I knew immediately where I had seen that hairstyle before.

Lyrically Evocative (20)

Over a year ago, I included this song in my series ‘Significant Songs’. It was number 144, and a real favourite of mine. I recently saw it performed again, on TV, and realised that the lyrics were worthy of inclusion in a different post. Before you listen to the song, cast your eyes over what may be some of the best love song lyrics ever written. I have reprinted some of the information used on the October 2017 post.

Holly Johnson became famous as the front man and lead singer of the controversial group ‘Frankie Goes To Hollywood’. Although I was not a real fan of their music, Johnson’s powerful voice was an indication of real vocal talent.

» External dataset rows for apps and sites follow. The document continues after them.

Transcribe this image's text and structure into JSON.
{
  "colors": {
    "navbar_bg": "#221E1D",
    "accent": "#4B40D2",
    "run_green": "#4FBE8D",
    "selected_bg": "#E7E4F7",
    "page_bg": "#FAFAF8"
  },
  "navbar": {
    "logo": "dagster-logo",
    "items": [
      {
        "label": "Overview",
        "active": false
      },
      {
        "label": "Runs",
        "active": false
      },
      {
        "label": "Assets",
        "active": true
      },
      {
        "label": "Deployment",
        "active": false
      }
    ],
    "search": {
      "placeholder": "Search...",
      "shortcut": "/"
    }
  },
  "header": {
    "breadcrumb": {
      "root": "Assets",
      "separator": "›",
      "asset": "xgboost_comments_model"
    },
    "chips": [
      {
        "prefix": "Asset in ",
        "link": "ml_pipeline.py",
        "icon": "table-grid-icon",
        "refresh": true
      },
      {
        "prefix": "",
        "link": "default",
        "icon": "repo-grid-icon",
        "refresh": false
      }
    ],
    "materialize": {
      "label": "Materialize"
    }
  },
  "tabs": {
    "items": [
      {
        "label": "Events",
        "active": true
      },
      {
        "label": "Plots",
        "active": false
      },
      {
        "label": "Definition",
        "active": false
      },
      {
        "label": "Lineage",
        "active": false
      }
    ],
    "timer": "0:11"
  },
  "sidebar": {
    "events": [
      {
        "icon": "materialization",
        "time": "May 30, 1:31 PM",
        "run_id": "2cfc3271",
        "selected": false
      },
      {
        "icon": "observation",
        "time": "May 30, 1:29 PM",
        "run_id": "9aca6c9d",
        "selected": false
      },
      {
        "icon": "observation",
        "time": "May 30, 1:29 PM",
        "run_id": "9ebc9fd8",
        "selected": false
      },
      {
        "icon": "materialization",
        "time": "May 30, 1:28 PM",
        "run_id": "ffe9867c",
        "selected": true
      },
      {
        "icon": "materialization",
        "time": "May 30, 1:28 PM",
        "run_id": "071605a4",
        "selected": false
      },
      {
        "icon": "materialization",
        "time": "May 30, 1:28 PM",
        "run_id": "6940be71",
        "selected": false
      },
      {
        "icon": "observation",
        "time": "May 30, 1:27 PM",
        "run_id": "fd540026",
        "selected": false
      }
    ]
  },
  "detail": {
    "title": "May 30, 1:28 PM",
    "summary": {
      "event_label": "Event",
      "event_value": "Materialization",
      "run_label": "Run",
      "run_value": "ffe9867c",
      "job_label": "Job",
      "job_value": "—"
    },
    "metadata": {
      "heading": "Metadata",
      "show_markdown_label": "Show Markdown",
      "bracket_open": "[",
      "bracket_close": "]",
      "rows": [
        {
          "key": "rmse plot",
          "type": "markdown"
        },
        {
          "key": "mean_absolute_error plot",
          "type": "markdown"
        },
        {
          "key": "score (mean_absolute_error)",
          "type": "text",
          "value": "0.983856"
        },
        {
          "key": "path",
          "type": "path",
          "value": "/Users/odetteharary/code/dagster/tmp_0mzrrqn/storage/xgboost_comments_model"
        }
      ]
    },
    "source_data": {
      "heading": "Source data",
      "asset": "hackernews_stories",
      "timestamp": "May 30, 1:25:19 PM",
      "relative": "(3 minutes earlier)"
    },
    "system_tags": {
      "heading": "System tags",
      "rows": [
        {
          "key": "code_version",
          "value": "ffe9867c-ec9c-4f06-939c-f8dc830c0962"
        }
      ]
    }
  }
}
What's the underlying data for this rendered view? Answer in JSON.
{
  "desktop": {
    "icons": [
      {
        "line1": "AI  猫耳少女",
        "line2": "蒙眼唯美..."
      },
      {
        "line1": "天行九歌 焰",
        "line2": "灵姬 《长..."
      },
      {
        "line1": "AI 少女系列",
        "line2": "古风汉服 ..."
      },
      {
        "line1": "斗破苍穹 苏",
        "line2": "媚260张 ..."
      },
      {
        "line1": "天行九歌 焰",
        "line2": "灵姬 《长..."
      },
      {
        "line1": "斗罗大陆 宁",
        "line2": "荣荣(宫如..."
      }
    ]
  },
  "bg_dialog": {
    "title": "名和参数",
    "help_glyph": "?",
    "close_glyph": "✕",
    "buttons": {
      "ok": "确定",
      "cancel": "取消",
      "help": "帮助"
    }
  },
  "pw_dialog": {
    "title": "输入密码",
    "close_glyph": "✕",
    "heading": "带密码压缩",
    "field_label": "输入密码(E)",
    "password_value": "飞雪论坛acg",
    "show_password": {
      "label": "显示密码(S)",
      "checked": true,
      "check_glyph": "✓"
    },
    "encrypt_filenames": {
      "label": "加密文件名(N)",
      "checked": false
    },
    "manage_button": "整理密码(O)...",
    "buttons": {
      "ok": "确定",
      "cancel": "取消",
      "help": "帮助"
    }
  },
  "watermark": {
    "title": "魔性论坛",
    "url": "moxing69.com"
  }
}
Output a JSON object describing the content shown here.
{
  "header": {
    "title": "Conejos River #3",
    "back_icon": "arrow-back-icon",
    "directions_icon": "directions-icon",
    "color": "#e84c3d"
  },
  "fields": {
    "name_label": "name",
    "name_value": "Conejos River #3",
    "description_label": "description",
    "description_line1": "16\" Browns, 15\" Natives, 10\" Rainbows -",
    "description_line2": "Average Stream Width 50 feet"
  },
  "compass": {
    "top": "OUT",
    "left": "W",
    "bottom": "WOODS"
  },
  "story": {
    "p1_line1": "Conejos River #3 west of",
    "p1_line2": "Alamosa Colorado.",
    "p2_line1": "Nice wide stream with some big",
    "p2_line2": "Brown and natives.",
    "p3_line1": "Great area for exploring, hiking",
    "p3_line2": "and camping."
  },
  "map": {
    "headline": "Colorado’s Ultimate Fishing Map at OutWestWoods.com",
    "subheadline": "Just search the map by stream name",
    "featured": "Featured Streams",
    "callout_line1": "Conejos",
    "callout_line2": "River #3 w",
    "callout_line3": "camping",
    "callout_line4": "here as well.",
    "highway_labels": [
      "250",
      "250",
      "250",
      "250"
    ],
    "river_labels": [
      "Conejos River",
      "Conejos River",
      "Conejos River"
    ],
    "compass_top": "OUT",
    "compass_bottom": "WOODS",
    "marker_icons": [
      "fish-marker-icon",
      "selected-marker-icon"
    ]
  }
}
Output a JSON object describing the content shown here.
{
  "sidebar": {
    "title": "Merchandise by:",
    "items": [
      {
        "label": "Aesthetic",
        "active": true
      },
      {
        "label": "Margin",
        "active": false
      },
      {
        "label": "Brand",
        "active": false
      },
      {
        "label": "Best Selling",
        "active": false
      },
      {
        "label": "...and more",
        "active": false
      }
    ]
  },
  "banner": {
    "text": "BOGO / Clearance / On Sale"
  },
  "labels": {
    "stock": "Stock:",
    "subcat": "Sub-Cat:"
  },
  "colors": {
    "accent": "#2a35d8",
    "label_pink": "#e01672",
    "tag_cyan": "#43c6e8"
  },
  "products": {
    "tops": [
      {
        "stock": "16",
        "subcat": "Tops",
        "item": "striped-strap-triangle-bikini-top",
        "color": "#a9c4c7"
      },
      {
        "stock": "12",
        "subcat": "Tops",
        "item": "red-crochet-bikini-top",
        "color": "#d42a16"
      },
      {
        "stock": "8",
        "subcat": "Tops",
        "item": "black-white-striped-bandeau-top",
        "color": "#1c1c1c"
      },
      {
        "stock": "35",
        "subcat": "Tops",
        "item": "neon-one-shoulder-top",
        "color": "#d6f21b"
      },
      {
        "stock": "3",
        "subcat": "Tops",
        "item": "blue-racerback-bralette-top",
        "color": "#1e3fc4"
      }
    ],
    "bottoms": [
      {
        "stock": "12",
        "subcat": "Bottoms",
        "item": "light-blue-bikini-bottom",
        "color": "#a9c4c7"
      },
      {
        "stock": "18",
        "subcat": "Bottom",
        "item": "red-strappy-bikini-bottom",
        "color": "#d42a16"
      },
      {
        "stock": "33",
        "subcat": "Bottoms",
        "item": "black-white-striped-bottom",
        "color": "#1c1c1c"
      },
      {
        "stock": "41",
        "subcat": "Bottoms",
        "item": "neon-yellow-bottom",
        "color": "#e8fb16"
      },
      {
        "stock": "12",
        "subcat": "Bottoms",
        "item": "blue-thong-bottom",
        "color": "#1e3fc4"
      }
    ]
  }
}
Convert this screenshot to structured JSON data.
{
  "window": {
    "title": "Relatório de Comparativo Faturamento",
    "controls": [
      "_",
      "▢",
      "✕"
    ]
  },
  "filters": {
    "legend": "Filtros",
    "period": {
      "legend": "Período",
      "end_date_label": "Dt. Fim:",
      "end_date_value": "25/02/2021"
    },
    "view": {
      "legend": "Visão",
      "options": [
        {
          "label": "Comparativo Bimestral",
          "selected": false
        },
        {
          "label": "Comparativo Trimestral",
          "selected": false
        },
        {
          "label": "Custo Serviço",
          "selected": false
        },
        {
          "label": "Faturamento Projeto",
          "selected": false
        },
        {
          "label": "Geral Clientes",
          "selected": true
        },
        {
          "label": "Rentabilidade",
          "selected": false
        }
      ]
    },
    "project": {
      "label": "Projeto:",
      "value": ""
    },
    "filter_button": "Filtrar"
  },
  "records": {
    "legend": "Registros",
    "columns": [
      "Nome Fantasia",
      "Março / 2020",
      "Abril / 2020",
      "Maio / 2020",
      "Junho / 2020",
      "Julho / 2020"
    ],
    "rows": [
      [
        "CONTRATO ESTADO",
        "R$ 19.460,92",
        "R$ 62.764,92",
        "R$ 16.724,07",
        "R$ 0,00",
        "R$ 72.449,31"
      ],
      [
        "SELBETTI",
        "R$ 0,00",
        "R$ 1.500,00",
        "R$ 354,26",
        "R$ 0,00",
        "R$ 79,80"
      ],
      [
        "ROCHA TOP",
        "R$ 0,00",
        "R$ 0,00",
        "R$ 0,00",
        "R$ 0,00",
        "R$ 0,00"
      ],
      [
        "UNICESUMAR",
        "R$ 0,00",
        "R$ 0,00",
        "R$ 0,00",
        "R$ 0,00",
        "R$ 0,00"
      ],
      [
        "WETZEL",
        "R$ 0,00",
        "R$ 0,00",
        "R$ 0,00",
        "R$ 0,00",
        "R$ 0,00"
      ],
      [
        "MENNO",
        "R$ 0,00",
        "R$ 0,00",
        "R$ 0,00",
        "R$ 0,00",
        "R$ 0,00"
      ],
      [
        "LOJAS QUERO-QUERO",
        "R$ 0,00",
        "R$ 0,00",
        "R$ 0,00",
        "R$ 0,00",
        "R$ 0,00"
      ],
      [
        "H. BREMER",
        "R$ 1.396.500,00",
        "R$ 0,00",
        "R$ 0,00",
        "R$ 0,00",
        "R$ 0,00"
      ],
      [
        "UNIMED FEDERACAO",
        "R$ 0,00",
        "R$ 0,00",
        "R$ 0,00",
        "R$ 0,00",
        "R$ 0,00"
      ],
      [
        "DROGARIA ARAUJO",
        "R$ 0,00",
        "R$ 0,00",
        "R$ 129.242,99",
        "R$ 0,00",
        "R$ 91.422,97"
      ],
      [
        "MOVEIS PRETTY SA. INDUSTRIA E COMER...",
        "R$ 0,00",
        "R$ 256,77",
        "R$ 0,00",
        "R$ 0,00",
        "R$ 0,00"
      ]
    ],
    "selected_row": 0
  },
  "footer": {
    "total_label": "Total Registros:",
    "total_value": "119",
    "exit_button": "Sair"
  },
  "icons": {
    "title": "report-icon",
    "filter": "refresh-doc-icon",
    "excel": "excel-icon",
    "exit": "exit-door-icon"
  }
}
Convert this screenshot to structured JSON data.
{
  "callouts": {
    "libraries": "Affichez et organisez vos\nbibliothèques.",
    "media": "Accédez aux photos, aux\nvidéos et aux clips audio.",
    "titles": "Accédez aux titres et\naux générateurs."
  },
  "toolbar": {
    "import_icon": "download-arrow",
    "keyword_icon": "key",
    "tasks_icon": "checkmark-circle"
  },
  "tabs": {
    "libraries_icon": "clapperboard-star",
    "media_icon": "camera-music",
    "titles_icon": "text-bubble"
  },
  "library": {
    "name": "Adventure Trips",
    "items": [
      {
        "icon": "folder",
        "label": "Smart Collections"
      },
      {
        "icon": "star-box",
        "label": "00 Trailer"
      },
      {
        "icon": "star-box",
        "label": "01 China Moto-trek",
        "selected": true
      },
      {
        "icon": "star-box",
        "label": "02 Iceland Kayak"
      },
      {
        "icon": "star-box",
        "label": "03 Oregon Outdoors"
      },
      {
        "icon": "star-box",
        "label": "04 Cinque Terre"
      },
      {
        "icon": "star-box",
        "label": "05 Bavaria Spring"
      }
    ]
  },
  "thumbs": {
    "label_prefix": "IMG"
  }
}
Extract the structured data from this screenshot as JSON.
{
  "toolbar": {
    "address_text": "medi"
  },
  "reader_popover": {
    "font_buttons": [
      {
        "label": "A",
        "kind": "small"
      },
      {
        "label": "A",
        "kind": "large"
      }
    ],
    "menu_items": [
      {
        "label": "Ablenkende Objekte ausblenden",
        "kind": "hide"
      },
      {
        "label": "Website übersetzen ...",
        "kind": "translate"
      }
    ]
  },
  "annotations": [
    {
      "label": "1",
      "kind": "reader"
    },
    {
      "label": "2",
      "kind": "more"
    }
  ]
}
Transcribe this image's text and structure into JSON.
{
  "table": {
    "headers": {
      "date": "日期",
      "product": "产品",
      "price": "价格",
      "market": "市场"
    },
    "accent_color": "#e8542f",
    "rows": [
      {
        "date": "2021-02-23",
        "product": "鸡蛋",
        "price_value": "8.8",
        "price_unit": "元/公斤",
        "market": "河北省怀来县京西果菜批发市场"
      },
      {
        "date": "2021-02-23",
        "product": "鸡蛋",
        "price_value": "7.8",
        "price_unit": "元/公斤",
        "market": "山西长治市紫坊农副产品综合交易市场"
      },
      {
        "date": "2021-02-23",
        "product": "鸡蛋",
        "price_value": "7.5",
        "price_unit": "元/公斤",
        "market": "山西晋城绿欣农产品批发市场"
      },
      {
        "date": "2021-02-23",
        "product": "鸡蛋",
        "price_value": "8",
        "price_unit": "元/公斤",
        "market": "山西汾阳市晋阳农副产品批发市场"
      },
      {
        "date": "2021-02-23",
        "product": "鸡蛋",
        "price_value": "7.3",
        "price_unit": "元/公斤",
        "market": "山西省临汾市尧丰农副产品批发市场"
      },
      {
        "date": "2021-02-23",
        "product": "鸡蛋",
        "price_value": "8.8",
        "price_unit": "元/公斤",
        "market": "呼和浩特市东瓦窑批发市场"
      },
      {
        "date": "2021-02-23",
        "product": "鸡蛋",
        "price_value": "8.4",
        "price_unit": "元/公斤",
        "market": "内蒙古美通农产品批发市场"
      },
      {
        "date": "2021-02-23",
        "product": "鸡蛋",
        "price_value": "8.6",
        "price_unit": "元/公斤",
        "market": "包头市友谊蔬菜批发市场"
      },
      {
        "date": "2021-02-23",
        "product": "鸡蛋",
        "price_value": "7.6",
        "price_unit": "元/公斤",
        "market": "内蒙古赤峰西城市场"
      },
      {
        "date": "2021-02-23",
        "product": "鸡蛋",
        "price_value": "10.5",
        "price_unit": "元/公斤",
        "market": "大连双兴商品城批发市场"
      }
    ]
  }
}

Released as a single from the top-selling album, ‘Welcome To The Pleasuredome’ in 1984, this track was very different to the commercial beats associated with them at the time. Written in part by Holly himself, and produced by the experienced Trevor Horn, this record enjoyed considerable success.

Here are the lyrics.

I’ll protect you from the hooded claw
Keep the vampires from your door
I, feels like fire
I’m so in love with you
Dreams are like angels
They keep bad at bay, bad at bay
Love is the light
Scaring darkness away, yeah
I’m so in love with you
Purge the soul
Make love your goal
The power of love
A force from above
Cleaning my soul
Flame on burn desire
Love with tongues of fire
Purge the soul
Make love your goal
I’ll protect you from the hooded claw
Keep the vampires from your door
When the chips are down
I’ll be around with my undying
Death defying love for you
Envy will hurt itself

Let yourself be beautiful
Sparkling love, flowers and pearls and pretty girls
Love is like an energy
Rushin’ in, rushin’ inside of me, yeah
The power of love
A force from above
Cleaning my soul
Flame on burn desire
Love with tongues of fire
Purge the soul
Make love your goal
This time we go sublime
Lovers entwine, divine divine
Love is danger, love is pleasure
Love is pure, the only treasure
I’m so in love with you
Purge the soul
Make love your goal
The power of love
A force from above
Cleaning my soul
The power of love
A force from above
A sky-scraping dove
Flame on burn desire
Love with tongues of fire
Purge the soul
Make love your goal
I’ll protect you from the hooded claw
Keep the vampires from your door

Songwriters: Brian Philip Nash / Holly Johnson / Mark William O’toole / Peter Gill / Rudy Perez

And here is Holly, singing them.